Richard McKee—Californians Aware's Vice President for Open Government Compliance—explains, in a guest commentary in the South Bay Daily Breeze, why he's suing the City of Manhattan Beach for its sneaky and expensive sendoff of a city manager in 2009. The case is set for hearing in Los Angeles Superior Court on January 18.
We've watched in awe what's happened to the cities of Bell, Vernon, South Gate, Lynwood and others. And we've wondered just how it could happen. When does the secrecy and control, embraced by so many public officials, rise to such a level that residents should fear full-blown corruption has gripped their city? In Manhattan Beach, it may be now; the warning signs are there.
For decades voters have focused their support on candidates who tell us what we want to hear. We forget there is a lot more to governing our cities, school districts and water agencies than the one vote on whether Walmart comes to town, class sizes are reduced or the general manager gets a 10percent raise.
What we should look for is honesty, compassion, fairness, intelligence and a commitment to openness demonstrated by a genuine interest in hearing from all sides before making the best judgment possible for the community.
Instead, we are consistently faced with those officials who tell us what's best for us and how they are going to control the process so we get it. They don't listen. Counseled only by their friends or lobbyists, they withhold essential information and work secretly behind the scenes to control the outcome. It's a done deal before we know what's coming.
It is appropriate that, on the anniversary of one such backroom deal, we look at the Manhattan Beach City Council as an example of what can happen.
On a Saturday morning, Dec. 12, 2009, the City Council held a special meeting with one item of business on an agenda posted only 24 hours before. It was a closed session described as conference with legal counsel - exposure to litigation. But it wasn't true.
We now know that for some time a majority of council members were pushing to get the city manager out. But no notice had been given to residents that this move was being considered. It had been more than a half-year since any agenda had indicated the city manager's performance was being evaluated.
Nevertheless, the following day, Dec. 13, the city issued a press release announcing that City Manager Jeff Dolan had resigned, describing the parting as mutual. However, Dolan told newspapers that his resignation was the culmination of ongoing discussions with City Council members. Yet no City Council agenda ever contained notice of any such discussions.
Interestingly, the city's press release revealed the council had already appointed Dolan's interim replacement, another action that never appeared on any council agenda.
In the following weeks the truth began to appear. Secretly orchestrated by the city attorney, at the City Council's direction, a severance agreement had been created giving Dolan $194,344 if he would agree to resign immediately, even though his contract allowed the council to give him written notice of his termination, which would have cost the city nothing.

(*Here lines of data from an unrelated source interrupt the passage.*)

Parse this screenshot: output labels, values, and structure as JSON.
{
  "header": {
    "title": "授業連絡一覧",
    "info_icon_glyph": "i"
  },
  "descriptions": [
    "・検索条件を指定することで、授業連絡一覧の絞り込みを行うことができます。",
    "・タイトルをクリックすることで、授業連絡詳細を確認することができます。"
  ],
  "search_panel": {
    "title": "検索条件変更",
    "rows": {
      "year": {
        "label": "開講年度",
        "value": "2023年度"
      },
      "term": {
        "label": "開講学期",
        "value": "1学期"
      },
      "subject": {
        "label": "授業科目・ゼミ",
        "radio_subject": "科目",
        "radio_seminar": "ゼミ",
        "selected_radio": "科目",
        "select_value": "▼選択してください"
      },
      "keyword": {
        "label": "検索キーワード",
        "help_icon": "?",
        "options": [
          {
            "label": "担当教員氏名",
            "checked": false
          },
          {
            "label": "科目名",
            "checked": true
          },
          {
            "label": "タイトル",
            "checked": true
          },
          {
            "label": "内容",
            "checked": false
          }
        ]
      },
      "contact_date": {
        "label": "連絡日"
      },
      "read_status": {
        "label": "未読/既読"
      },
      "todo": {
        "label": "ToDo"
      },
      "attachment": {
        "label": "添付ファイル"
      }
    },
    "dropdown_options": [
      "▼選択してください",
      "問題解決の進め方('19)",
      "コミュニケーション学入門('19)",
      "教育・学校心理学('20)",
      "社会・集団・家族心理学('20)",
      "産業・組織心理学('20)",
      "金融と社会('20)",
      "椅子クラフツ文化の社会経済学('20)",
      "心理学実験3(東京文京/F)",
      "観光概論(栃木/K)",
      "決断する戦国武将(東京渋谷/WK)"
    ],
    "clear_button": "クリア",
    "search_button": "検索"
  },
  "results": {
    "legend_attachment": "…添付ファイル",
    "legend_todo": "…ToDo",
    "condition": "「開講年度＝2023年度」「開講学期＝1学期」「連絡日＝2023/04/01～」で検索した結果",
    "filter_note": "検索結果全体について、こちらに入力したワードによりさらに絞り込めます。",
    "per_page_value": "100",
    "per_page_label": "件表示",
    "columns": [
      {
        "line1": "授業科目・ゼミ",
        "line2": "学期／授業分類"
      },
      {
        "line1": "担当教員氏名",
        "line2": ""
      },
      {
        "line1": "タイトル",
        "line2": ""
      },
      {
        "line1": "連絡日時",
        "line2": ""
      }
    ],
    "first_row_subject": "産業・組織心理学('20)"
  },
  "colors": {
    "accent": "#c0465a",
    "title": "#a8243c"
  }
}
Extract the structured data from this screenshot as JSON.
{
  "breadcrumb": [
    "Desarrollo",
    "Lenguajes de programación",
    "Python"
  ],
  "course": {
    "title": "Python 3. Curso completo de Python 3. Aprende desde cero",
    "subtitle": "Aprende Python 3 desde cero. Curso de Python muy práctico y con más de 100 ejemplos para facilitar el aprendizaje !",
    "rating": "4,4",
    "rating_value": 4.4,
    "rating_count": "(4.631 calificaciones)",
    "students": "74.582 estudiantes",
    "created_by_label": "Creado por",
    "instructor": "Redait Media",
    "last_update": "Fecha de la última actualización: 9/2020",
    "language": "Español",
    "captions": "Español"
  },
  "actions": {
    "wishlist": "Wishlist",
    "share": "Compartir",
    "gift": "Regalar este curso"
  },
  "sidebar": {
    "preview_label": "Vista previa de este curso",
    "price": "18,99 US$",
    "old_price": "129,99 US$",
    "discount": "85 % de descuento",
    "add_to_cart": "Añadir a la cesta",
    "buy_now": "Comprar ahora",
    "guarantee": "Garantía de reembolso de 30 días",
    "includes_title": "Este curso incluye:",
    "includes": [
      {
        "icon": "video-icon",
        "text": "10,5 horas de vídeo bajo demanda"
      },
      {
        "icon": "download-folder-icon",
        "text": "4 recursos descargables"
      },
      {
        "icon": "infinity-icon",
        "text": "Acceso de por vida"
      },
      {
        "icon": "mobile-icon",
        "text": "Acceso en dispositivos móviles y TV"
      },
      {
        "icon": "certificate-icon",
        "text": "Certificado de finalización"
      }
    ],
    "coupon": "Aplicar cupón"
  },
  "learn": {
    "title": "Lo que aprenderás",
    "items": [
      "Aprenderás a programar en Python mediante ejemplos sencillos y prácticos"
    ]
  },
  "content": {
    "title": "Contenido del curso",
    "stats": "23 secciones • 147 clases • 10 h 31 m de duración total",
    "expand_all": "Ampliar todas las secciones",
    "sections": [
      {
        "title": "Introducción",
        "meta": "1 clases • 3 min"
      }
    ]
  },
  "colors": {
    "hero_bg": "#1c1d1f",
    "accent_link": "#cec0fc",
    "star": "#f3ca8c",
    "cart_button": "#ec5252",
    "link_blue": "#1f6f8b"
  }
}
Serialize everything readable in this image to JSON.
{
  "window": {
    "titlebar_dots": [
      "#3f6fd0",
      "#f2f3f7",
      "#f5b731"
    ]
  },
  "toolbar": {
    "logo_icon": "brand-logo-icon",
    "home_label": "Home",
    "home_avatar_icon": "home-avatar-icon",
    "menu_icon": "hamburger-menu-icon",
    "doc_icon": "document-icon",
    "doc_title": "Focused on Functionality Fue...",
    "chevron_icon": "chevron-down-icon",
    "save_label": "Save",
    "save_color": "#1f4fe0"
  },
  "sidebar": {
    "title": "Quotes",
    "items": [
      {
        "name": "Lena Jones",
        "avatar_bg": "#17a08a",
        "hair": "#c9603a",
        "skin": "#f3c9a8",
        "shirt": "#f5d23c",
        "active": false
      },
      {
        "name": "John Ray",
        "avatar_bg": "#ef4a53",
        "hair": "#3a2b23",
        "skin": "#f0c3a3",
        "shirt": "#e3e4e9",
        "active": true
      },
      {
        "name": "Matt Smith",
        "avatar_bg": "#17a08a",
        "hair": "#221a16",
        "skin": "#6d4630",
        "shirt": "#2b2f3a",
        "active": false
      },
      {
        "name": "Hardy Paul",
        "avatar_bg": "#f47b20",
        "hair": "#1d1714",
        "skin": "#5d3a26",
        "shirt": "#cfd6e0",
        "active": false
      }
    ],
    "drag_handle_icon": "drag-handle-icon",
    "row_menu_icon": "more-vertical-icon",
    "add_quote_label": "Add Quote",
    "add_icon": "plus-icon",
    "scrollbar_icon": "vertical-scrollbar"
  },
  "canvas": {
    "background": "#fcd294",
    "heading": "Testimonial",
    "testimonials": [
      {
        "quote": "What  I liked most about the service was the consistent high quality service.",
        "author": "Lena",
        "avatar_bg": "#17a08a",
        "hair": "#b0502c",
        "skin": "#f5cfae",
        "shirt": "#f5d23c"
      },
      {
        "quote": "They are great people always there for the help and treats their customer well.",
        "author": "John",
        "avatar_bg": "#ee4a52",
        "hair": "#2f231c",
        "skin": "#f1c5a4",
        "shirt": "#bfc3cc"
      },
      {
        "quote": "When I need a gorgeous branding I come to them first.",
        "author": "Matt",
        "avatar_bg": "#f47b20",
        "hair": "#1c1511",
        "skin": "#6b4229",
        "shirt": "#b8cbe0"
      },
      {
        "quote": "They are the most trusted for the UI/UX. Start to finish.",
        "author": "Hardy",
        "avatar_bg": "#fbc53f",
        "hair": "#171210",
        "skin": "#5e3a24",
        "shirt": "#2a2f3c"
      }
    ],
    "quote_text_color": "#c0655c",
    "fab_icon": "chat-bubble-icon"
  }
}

But the city refuses to release that agreement for public inspection.
In court, the city now asserts there had been complaints made about Dolan, which could have caused the city to be sued if it hadn't gotten rid of him. Yet the city refuses to release these complaints, claiming at least one was anonymous. The city attorney says these complaints prompted an investigation, which he reported to the City Council. The city also refuses to release that report.
There are two lasting truisms in government - politics is perception, and secrecy breeds distrust.
Illegal secrecy allowed Bell council members to give the city manager $1.5 million a year and themselves $100,000 per year. Illegal secrecy allowed Vernon officials to control election outcomes and protect their more than $1 million annual incomes. Illegal secrecy allowed South Gate's treasurer to give city property to friends for practically nothing. Illegal secrecy allowed a private developer to appoint one of his political cronies to a high-paying San Bernardino County job, where he performed almost no work.
Now, illegal secrecy has allowed the Manhattan Beach City Council to make a weekend backroom deal before the public knew what was happening. But still, the public is on the hook for all the expenses.
The Brown Act and the Public Records Act should have made this kind of secret deal impossible, but not for corrupt politicians and an attorney willing to facilitate the fraud.
Before full-blown corruption grips their city, too, Manhattan Beach residents should retake control of their city government and demand openness and the right to be involved in decision-making.
As the Brown Act declares: "The people, in delegating authority, do not give their public servants the right to decide what is good for the people to know and what is not good for them to know. The people insist on remaining informed so that they may retain control over the instruments they have created."